Tauranga Art Gallery has invited Christchurch-based artist Steve Carr to present a selection of moving works ‘from the vault’.
Produced over a 10-year period in the early 2000s, Carr regularly figures in these films—be it dressing up as a Mr. Whippy rep and making free soft serve ice creams for a class of preschoolers, or participating in an epic hay fight in an idyllic barn setting. While depicting familiar scenarios, Carr draws on the expertise of experienced cinematographers and carefully considered settings to ensure that each activity is imbued with significance. Carr seems to be striving to visualise the gravatas that these games have in the minds of children, even if the origins of these activities overlap with consumerist aspects of pop culture.
Of course, the videos were never just ‘for kids’. Carr considered these works as performances for the camera, drawing on and probing a longer history of performance art. Each work also brings to mind the fundamentals of sculpture—stacks, balls, balance, weight, etc.—but unlike many sculptors and performers, Carr embraces accidents with deadpan humour.

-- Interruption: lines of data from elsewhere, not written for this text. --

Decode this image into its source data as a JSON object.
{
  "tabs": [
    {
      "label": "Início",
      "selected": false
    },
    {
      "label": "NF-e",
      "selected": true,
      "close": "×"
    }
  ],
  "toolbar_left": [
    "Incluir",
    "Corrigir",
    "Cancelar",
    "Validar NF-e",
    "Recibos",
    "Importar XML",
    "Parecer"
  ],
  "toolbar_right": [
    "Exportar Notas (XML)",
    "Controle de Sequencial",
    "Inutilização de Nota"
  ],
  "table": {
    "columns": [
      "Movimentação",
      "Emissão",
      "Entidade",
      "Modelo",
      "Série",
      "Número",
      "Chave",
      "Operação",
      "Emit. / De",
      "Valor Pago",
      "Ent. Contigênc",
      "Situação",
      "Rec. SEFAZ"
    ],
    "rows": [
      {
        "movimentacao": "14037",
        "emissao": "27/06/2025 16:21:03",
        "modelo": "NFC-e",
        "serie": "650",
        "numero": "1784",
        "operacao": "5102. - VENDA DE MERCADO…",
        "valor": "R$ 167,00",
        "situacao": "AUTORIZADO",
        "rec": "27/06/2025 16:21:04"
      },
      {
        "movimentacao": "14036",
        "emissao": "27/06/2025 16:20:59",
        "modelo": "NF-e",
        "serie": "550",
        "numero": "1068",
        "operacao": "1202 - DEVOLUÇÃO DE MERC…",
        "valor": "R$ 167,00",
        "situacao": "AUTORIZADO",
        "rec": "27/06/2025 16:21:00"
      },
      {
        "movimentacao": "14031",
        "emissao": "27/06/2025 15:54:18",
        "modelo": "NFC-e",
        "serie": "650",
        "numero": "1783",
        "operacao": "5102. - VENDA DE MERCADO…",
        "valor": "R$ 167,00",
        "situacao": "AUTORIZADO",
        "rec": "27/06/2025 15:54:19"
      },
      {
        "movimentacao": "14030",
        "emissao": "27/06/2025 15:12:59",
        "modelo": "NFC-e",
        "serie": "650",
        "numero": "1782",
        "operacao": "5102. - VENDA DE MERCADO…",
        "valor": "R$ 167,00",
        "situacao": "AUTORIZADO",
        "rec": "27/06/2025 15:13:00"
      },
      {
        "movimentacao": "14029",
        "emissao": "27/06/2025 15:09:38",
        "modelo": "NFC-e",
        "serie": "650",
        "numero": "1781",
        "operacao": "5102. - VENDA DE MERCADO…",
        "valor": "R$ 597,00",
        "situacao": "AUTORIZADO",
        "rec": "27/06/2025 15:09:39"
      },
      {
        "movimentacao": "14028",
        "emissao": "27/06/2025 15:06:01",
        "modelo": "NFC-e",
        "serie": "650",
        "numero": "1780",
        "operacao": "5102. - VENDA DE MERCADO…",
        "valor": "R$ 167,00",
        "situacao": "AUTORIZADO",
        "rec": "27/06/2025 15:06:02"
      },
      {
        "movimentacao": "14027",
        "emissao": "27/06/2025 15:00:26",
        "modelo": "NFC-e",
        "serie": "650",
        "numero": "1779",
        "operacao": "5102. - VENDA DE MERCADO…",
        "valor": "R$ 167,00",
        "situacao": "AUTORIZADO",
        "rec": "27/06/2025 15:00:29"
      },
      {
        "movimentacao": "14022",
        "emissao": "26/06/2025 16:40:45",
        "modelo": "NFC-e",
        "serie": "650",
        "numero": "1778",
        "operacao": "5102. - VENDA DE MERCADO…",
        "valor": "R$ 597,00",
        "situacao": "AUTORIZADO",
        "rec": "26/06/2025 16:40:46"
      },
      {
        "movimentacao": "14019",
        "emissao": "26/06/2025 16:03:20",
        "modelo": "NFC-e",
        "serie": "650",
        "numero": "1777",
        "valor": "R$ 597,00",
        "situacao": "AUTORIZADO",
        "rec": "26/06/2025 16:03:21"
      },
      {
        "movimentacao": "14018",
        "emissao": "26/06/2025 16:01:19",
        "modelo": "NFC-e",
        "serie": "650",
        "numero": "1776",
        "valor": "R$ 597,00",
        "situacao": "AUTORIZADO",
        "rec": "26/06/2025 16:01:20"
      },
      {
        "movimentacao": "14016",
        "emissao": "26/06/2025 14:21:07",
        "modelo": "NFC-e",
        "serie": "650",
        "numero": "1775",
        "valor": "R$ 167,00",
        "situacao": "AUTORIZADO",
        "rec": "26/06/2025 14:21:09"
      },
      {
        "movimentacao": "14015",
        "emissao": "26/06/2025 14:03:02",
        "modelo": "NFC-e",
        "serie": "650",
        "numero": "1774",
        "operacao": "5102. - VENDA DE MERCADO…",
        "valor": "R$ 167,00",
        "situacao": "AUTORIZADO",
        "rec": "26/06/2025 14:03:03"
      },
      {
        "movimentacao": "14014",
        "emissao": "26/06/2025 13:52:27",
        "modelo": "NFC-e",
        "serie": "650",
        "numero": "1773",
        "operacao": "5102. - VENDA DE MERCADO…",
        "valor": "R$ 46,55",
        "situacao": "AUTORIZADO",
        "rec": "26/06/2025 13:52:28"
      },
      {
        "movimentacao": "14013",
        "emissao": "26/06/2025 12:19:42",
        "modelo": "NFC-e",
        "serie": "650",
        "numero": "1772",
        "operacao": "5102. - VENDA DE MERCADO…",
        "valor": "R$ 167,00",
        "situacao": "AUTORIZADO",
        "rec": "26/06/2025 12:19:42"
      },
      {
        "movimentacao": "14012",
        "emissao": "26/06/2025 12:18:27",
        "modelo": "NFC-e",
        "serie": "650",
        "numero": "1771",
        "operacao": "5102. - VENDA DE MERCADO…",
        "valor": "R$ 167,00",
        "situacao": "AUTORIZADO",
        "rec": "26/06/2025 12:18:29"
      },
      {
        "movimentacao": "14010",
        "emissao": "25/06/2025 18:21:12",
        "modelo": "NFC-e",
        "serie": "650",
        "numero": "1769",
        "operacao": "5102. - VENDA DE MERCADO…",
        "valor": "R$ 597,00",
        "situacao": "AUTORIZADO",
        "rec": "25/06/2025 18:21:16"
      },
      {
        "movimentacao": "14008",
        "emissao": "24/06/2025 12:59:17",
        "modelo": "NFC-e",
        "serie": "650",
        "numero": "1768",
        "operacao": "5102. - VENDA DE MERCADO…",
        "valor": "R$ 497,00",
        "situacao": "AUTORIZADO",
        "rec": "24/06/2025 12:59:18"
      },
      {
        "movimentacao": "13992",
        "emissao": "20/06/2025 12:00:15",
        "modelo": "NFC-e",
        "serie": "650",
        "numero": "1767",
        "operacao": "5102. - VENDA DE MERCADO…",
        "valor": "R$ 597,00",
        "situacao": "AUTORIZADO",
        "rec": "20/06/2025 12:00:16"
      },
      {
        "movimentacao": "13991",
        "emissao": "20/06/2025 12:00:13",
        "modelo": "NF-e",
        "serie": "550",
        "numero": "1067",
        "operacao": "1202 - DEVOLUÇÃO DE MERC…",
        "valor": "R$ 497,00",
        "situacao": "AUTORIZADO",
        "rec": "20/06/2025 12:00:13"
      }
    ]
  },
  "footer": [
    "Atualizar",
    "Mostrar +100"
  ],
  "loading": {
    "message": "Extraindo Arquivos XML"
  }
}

Seen many years on, while initiated in a safe environment typically involving relatives that Carr clearly has a rapport with, it’s impossible not to observe his social influence on the younger participants – his ability to coax them into participating in the games. A subtext of the work then seems to be an invitation to pause and observe the inherent vulnerability of child-like wonder and the deal of care and wit required to bring those qualities to the surface.
Steve Carr is represented by Michael Lett, Auckland.
Image: Steve Carr, Hayfight (still from video), 2004. Courtesy of the artist.